### [Task requirements]
Note each line in the data holding the string "Management" and report it.

(Data for processing Opens)

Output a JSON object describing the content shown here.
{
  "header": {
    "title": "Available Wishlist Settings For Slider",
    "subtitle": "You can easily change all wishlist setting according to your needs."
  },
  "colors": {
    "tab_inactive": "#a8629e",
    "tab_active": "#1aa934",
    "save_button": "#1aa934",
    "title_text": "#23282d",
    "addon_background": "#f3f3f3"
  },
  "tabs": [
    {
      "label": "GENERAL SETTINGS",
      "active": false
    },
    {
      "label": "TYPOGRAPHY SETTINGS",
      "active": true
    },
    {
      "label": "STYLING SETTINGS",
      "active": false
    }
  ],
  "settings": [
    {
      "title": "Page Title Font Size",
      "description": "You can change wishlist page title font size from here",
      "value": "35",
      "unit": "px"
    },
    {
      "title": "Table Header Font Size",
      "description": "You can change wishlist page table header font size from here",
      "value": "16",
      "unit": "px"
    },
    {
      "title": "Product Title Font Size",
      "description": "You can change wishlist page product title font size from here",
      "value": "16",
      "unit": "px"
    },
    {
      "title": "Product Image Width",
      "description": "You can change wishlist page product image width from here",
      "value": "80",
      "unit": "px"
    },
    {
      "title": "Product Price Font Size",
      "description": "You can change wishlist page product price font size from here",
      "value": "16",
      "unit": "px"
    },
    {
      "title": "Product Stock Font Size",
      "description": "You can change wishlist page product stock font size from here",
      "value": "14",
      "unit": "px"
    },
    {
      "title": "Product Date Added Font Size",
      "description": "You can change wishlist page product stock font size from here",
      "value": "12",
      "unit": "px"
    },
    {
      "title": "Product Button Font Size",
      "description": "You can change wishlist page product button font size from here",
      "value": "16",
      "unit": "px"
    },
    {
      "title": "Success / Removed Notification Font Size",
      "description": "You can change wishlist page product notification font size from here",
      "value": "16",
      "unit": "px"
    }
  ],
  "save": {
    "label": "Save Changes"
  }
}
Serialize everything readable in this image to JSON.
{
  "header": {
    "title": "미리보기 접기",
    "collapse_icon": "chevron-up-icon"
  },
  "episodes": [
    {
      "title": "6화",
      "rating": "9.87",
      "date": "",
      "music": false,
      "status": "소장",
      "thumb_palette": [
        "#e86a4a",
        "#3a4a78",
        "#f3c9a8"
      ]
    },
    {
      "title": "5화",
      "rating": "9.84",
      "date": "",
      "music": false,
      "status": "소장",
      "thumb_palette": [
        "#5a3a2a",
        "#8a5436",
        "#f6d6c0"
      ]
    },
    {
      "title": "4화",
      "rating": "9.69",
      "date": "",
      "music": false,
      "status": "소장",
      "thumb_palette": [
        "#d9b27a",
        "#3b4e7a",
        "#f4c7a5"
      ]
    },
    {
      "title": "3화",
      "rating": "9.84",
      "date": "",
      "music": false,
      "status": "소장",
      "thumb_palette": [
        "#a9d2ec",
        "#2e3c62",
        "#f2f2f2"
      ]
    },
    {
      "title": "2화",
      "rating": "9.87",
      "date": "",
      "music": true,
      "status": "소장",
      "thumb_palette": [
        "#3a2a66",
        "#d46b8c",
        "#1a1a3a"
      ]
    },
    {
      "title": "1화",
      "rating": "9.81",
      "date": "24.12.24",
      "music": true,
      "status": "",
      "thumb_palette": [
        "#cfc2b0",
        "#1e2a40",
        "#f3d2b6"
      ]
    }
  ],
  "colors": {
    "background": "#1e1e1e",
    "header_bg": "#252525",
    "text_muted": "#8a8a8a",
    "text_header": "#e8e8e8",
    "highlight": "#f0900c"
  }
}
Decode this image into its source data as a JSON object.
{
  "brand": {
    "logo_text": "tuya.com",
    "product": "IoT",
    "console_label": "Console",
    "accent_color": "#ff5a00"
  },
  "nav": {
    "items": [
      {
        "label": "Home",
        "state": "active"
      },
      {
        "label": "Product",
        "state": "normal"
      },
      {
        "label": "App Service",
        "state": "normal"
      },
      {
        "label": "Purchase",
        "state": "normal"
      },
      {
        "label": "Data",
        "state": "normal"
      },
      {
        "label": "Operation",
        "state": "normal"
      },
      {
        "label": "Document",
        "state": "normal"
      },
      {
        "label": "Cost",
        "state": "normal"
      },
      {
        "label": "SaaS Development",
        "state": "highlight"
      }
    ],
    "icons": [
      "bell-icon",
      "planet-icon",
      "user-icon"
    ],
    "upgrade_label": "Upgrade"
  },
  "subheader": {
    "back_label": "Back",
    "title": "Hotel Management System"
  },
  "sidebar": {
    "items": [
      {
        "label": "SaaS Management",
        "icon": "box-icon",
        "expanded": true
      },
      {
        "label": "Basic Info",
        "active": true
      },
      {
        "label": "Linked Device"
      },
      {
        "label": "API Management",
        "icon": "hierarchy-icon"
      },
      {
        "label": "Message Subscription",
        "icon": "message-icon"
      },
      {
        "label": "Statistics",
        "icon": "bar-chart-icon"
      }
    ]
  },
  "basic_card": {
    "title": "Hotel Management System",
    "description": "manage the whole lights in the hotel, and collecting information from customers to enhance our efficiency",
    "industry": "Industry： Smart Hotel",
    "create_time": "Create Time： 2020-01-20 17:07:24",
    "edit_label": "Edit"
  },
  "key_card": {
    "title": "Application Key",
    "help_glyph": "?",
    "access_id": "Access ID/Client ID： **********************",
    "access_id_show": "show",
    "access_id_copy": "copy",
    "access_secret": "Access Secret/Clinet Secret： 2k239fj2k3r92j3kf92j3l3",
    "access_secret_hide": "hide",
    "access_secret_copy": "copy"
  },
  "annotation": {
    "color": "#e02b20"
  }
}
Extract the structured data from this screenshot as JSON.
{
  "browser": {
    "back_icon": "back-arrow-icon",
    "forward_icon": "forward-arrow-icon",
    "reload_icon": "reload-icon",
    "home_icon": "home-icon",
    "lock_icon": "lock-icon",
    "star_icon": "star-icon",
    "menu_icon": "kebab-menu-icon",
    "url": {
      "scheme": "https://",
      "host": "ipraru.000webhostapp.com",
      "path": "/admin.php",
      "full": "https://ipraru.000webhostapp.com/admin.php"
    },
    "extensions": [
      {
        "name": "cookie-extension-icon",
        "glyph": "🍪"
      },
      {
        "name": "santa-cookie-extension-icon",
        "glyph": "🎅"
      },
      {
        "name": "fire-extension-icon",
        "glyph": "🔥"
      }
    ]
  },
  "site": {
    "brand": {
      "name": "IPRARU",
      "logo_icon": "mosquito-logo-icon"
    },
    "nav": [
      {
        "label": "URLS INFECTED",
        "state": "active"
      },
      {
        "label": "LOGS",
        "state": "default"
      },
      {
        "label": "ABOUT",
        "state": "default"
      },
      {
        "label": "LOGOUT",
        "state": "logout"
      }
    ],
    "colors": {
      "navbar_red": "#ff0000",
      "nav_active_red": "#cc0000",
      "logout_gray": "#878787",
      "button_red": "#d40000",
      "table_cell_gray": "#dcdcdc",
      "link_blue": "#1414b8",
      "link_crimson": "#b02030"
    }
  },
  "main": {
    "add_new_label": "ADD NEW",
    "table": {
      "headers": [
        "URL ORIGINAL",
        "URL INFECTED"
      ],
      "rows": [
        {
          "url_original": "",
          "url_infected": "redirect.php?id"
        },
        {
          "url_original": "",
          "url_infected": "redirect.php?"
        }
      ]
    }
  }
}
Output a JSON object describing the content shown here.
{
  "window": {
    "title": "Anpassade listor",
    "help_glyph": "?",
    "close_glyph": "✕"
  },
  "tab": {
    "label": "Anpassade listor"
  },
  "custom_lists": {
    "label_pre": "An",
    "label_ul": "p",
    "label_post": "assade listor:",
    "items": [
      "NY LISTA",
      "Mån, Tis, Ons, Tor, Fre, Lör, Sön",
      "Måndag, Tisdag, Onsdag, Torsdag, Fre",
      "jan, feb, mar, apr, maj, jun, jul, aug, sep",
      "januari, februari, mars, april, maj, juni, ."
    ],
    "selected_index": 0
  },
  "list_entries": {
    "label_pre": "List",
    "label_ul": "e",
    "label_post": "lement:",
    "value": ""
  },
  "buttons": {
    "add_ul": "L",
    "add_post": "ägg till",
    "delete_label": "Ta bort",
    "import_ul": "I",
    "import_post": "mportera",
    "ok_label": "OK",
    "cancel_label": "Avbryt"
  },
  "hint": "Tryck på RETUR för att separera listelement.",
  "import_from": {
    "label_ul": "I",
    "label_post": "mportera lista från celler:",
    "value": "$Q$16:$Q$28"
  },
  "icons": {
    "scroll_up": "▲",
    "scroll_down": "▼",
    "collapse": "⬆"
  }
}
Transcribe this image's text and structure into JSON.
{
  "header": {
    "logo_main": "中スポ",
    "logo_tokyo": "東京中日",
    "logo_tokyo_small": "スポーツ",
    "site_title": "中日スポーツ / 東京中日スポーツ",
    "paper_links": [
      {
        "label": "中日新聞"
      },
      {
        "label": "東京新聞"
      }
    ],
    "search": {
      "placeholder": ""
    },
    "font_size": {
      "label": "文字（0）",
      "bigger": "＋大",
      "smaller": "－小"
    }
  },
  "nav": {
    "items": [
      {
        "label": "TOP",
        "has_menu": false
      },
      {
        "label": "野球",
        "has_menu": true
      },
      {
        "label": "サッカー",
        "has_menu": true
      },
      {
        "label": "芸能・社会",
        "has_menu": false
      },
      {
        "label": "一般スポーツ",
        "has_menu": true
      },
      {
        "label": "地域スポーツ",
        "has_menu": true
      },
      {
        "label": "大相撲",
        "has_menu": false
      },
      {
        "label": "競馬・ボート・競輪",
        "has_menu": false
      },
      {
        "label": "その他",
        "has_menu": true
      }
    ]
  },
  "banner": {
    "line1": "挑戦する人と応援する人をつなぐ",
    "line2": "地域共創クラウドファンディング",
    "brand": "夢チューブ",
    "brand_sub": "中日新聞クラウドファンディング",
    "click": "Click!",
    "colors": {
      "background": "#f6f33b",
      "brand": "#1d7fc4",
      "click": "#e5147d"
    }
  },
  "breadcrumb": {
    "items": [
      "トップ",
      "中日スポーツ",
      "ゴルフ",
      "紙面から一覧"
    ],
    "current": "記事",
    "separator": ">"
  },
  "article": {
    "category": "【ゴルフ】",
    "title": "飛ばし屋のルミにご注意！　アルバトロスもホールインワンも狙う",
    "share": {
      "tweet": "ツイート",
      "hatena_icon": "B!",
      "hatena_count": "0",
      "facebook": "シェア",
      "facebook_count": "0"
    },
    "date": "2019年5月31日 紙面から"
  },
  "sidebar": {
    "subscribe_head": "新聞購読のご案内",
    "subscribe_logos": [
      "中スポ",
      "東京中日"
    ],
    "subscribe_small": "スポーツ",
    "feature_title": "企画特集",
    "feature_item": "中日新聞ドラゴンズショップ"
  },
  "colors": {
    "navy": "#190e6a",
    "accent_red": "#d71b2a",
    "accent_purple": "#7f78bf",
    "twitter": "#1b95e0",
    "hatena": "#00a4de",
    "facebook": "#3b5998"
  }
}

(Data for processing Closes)

### [Solution]
    "title": "Hotel Management System"
        "label": "SaaS Management",
        "label": "API Management",
    "title": "Hotel Management System",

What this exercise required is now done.